However, going by newspaper reports, India’s response to the matter is unclear, though the latter has apparently agreed to resolve the issue during the next round of negotiations.
We should take the Indian promise with a pinch of salt because it is an old Indian tactic to keep Pakistan embroiled in an interminable rigmarole of negotiations while continuing with the work at hand.
This is the lesson from the Baglihar negotiations where India used all kinds of tactics to present Pakistan with a fait accompli. For example, it did not let a Pakistani team make an on-site inspection of the dam for quite some time on the ground of security. Then on two occasions, when Pakistan was ready to seize the World Bank for arbitration, it made requests for more efforts at bilateral settlement while all along it was proceeding with mala fide intentions by continuing the work on the dam. Finally, even after the appointment of a neutral expert, the Indian PM termed it as “premature’ and the Indian Water Resources Minister asked the World Bank to leave the two parties alone to settle the matter bilaterally.
India seems to be employing the same tactics of procrastination in the present case. For example, when, during the recently concluded session, Jamaat Ali Shah, Pakistan’s Indus Waters Commissioner, asked that his six objections be treated as questions, which is a condition sine qua non for invoking article 9 of the IWT relating to third party arbitration, his Indian counterpart reportedly requested him to desist from it and let them remain as objections.
This is just the start of the merry-go-round of dilatory tactics by India. We will certainly see more of them in the months and years to come. Will the Pakistani side be able to checkmate them this time? Only time will tell.

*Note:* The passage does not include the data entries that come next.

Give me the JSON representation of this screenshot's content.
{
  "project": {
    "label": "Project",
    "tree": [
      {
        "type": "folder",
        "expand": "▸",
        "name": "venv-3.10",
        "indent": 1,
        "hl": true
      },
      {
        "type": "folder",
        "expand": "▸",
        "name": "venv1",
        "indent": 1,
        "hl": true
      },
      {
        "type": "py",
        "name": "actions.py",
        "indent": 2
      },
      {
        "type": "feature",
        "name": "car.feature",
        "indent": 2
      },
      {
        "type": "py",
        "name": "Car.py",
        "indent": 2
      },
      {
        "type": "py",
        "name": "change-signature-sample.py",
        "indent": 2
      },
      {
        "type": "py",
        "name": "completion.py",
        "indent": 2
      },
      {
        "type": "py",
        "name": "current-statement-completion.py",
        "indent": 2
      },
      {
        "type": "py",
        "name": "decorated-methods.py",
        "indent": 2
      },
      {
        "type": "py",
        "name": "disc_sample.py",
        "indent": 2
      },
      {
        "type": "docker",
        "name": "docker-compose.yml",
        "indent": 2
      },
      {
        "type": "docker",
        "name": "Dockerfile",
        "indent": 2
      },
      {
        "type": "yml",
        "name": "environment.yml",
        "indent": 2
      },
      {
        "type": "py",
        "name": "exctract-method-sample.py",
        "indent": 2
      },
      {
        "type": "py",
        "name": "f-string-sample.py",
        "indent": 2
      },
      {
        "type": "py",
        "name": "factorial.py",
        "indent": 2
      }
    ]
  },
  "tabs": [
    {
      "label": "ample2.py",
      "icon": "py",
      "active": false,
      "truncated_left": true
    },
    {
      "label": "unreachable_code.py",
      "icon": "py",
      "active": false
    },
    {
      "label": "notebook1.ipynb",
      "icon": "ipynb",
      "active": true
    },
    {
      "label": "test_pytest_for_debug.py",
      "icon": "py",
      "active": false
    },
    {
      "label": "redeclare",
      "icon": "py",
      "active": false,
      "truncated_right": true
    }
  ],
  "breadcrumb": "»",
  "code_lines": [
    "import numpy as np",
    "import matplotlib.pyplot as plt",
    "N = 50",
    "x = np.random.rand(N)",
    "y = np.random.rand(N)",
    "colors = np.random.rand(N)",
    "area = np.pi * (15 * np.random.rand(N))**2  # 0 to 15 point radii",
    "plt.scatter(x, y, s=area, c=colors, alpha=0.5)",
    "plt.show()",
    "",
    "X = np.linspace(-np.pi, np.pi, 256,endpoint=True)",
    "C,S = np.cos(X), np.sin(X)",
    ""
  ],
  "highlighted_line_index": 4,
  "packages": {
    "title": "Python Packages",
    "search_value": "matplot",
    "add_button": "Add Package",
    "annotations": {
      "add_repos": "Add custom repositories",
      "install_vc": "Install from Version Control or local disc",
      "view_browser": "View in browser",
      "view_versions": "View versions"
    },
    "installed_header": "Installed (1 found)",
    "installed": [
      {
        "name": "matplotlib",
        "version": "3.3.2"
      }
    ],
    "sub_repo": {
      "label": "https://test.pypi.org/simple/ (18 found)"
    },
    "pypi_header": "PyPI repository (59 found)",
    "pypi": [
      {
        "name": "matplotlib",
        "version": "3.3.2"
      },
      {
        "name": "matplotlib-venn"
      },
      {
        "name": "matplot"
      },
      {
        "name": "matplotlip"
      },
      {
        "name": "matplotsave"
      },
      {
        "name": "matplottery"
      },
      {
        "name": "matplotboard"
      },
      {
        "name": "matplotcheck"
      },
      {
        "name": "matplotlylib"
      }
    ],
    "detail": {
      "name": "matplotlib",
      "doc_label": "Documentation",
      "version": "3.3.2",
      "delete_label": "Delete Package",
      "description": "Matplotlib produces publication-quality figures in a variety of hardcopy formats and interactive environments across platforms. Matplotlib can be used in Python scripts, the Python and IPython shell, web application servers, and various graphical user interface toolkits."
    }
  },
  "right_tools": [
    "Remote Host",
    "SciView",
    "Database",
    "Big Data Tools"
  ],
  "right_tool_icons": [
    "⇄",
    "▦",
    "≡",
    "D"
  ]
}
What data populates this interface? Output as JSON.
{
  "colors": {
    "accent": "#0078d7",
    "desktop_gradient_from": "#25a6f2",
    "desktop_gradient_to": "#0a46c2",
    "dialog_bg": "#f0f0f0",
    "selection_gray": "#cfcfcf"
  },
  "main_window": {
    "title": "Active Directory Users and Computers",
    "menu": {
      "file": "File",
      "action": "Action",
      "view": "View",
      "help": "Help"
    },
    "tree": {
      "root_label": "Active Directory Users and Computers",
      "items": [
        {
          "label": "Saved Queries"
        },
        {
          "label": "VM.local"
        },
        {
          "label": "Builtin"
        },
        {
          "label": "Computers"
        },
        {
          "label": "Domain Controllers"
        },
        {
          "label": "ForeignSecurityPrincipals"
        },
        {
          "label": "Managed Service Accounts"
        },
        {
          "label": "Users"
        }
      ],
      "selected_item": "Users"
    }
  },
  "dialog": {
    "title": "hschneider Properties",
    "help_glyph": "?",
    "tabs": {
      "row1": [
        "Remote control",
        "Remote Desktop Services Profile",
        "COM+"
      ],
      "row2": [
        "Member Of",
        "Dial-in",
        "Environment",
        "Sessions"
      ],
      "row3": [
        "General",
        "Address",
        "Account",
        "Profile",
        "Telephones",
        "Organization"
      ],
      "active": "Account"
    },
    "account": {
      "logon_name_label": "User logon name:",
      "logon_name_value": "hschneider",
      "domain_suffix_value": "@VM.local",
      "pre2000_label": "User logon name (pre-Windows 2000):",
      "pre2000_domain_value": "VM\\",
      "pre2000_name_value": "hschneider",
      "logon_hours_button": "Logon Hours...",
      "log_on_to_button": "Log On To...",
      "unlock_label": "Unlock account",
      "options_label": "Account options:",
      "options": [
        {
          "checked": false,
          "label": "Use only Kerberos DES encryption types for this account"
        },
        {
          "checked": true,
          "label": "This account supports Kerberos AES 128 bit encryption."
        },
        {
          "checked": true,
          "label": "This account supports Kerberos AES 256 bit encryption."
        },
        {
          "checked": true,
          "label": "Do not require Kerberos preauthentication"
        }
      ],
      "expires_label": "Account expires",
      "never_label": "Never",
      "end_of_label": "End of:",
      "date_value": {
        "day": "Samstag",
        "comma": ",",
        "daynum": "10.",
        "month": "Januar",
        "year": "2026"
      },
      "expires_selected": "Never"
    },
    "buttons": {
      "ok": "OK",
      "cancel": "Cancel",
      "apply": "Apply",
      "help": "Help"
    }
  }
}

The writer is a former dean of social sciences at the Quaid-i-Azam University. He can be reached at email@example.com